  6. Ainley and King, Proc. Roy. Soc., B125, 72 (1938).
  7. Manske, Marion, and Leger, Can. J. Research, 20, 149 (1942);
  8. Yoshihisa, J. Pharm. Soc. Japan, 69, 126 (1949).
  9. Knorr, Ann., 236, 99 (1886).
  10. Byvanck, Ber., 31, 2153 (1898).
  11. Knorr, Ann., 236, 94 (1886); Ber., 16, 2596 (1883).
  12. Guareschi, Atti accad. sci. Torino, 1893, 28 [Ber., 26, Ref. 944 (1893)].
  13. Hammick and Thewlis, J. Chem. Soc., 1948, 1457.
  14. Weidel, Monatsh., 3, 75 (1882) (Beilstein, Handbuch der organischen Chemie, 4th ed., 20, 395, J. Springer, Berlin, 1935).
  15. Koenigs and Mengel, Ber., 37, 1328 (1904).
  16. Huntenberg, Ger. pat. 661,902 [C. A., 32, 8443 (1938)].
  17. Prill and Walter, U. S. pat. 1,806,564 [C. A., 25, 3668 (1931)].
  18. Prill and Walter, U. S. pat. 1,806,563 [C. A. 25, 3668 (1931)]; Ger. pat. 505,320 [C. A., 26, 479 (1932)].
  19. Tseou Heou-Feo, Bull. soc. chim. France, (5) 2, 94 (1935).
  20. Zollner, U. S. pat. 1,804,045 [C. A., 25, 3668 (1931)]; Ger. pat. 518,291 [C. A., 25, 2442 (1931)].
  21. Brit. pat. 283,577 [C. A., 22, 4132 (1928)].
  22. Kenner and Statham, Ber., 69B, 17 (1936).
  23. Mikeska, J. Am. Chem. Soc., 42, 2396 (1920).
  24. Beyer, J. prakt. Chem., (2) 33, 418 (1885).
  25. Tschitschibabin, J. Russ. Phys. Chem. Soc., 47, 713 (1915) [Chem. Zentr., 1916, I, 920]; (Beilstein, Handbuch der organischen Chemie, 4th ed., Suppl. I, 20, 150, J. Springer, Berlin, 1935).
  26. Tschitschibabin, Ger. pat. 468,303 [C. A., 23, 607 (1929)].
  27. Campbell and Schaffner, J. Am. Chem. Soc., 67, 86 (1945).

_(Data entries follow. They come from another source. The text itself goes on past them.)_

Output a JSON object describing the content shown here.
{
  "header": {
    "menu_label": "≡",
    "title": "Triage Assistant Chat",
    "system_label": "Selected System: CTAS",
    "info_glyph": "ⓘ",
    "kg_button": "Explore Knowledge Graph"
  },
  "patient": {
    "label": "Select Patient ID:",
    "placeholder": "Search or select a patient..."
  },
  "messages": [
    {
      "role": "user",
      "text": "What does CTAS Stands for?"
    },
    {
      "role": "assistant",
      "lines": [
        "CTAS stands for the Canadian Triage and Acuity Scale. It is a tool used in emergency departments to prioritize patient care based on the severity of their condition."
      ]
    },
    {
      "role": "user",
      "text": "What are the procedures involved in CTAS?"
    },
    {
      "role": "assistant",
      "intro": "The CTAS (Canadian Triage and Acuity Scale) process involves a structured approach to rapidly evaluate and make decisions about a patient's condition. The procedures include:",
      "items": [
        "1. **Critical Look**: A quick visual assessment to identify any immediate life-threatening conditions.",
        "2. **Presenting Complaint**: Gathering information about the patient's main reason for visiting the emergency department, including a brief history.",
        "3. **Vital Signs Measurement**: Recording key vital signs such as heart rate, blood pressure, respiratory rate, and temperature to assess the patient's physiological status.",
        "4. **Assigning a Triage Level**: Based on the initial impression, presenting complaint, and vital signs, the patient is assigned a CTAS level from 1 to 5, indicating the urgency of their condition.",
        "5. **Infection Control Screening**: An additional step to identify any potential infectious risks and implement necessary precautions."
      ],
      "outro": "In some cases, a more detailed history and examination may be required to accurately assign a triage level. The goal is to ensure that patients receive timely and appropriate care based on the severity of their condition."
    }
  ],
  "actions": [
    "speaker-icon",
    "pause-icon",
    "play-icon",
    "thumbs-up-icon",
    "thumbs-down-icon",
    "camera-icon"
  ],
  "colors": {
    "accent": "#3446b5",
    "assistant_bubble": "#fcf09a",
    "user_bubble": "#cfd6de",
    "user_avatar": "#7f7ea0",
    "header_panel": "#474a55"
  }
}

Appendix
Chemical Abstracts Nomenclature (Collective Index Number);
(Registry Number)

red phosphorus

ferric and zinc chloride

ethanol (64-17-5)

acetaldehyde (75-07-0)

sulfuric acid (7664-93-9)

acetylene (74-86-2)

hydrochloric acid (7647-01-0)

acetic acid (64-19-7)

ether (60-29-7)

sodium acetate (127-09-3)

aniline (62-53-3)

hydrogen (1333-74-0)

sodium hydroxide (1310-73-2)

formaldehyde (630-08-0)

iron (7439-89-6)

aniline hydrochloride (142-04-1)

tin (7440-31-5)

arsenic acid (1327-52-2)

Raney nickel (7440-02-0)

acetone (67-64-1)

carbon,
Norit (7782-42-5)

potassium hydroxide (1310-58-3)

zinc (7440-66-6)

palladium (7440-05-3)

Nitrobenzene (98-95-3)

hydriodic acid (10034-85-2)

palladous chloride (7647-10-1)

aluminum oxide (1344-28-1)

Lepidine (491-35-0)

2-Chlorolepidine,
chlorolepidine (634-47-9)

2-hydroxy-4-methylquinoline (607-66-9)

β-hydroxyethyl methyl ketone (590-90-9)

2-methyl-4-chloro-6-methoxyquinoline (50593-73-2)

6-Methyllepidine (826-77-7)

8-Methyllepidine (13362-80-6)

5,8-Dimethyllepidine

6,8-Dimethyllepidine

6-Methoxylepidine monohydrate

5,8-Dimethoxylepidine

2-Methyl-6-methoxyquinoline (1078-28-0)

6-methoxylepidine (41037-26-7)

2-iodolepidine

2-hydroxy-3-cyano-4-methylquinoline

1,2,3,4-tetrahydroquinoline-4-carboxylic acid

4-methylquinoline-2-carboxylic acid

crotonaldehyde (123-73-9)

vinyl methyl ketone,
methyl vinyl ketone (78-94-4)

β-chloroethyl methyl ketone (6322-49-2)

1,3,3,-trimethoxybutane (6607-66-5)

1-methoxybutanone-3 (6975-85-5)

paraldehyde (123-53-7)